  • Authoritarian – Industrial researchers act within a hierarchy and must work to please senior management, in other words, it is not serendipitous,
  • Commissioned – it is undertaken to achieve practical goals rather than to just improve knowledge, and
  • Expert – industrial researchers are employed as expert problem solvers, rather than for their personal creativity and writing or teaching skills.

 

Ziman argues that when universities undertake contract research for industry, they somehow cross the boundaries between these two approaches to research. For instance, industry is more interested in solving a specific technological challenge and would prefer that senior researchers work on a problem. In the last 50 years it has increasingly become necessary for universities to raise 3rd stream income, so it a universally accepted practice that universities undertake research for and in cooperation with industry.  However, a university must prioritise the development of interns and junior researchers (and achieve other social goals). Furthermore, industry may not be interested in registering a patent (immediately), otherwise their secrets gets shared with the whole world. Academic researchers on the other hand, are expected to deliver publications when they cannot deliver patents or licenses, thus there is another conflict of their objectives. Perhaps a last comment is that universities are under pressure to solve social problems that are deemed “relevant” by prevailing political pressures, while industry prefer to solve problems that are immediate, relevant and that may even be in contrast with the desires of the prevailing political and social debates. Practically this means that at the moment industry may need to automate to remain competitive, thus incurring job losses, while government and the society may be demanding job creation for people with little or no technical education.

 

Universities must understand this tension, and must operate within and between different modes of conducting research. Current legislation perhaps assumes one standard approach to university research, that always results in something that can be published and or patented (licensed), and it further assumes that the value (and cost) or research is known at the time of start of the research or after completion. Practical experience indicates that this is not always the case. Sometimes the value of research only becomes apparent when it faces market forces.

 

Sources:

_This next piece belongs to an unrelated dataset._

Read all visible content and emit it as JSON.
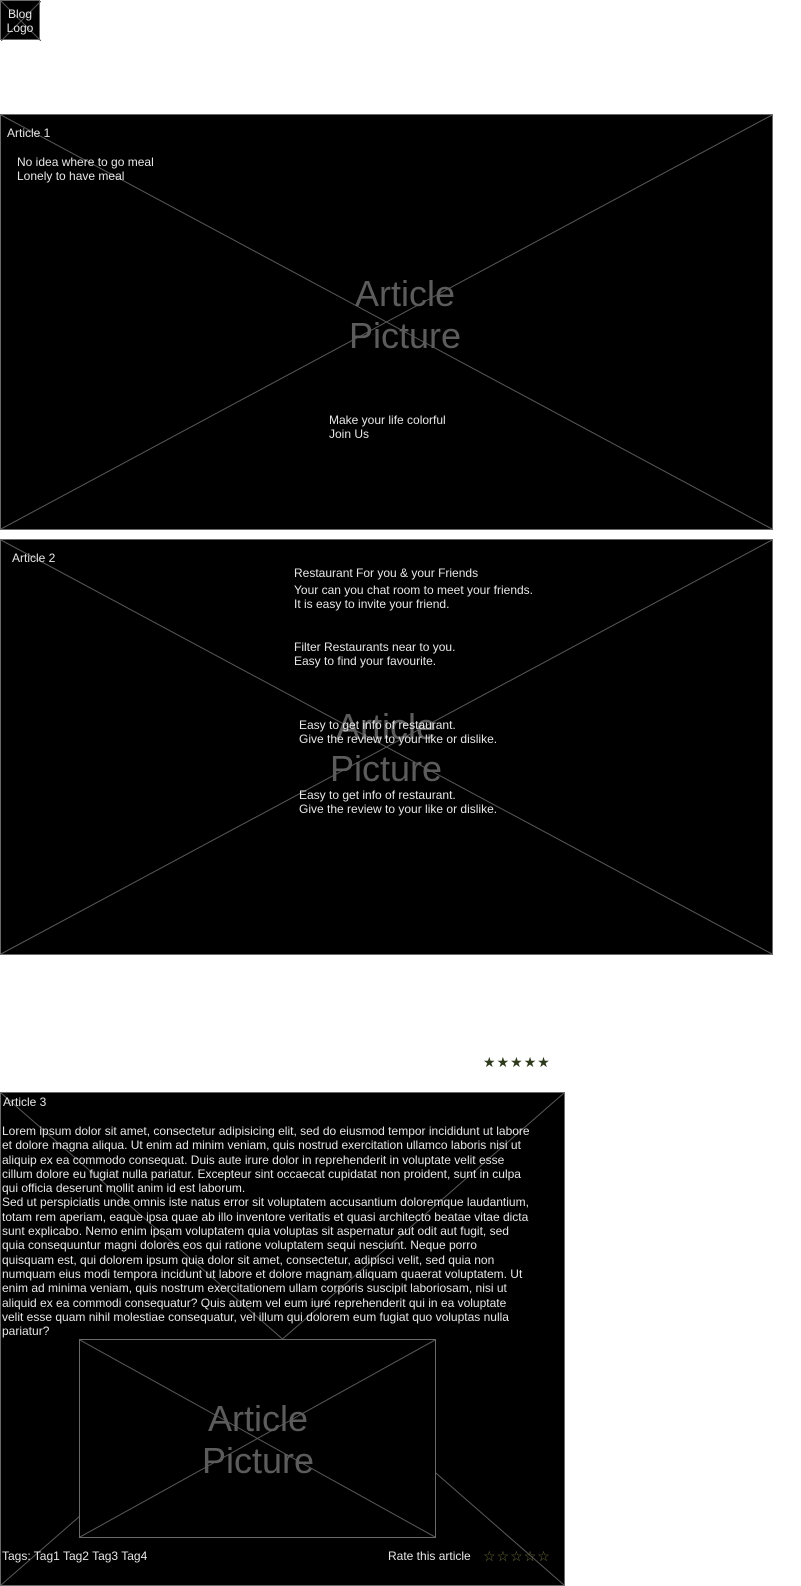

ZIMAN, J.M. 2000.  Real Science: what it is, and what it means. Cambridge: Cambridge University Press.

 ZIMAN, J.M. 2003.  Technological Innovation as an Evolutionary Process. Cambridge Cambridge University Press.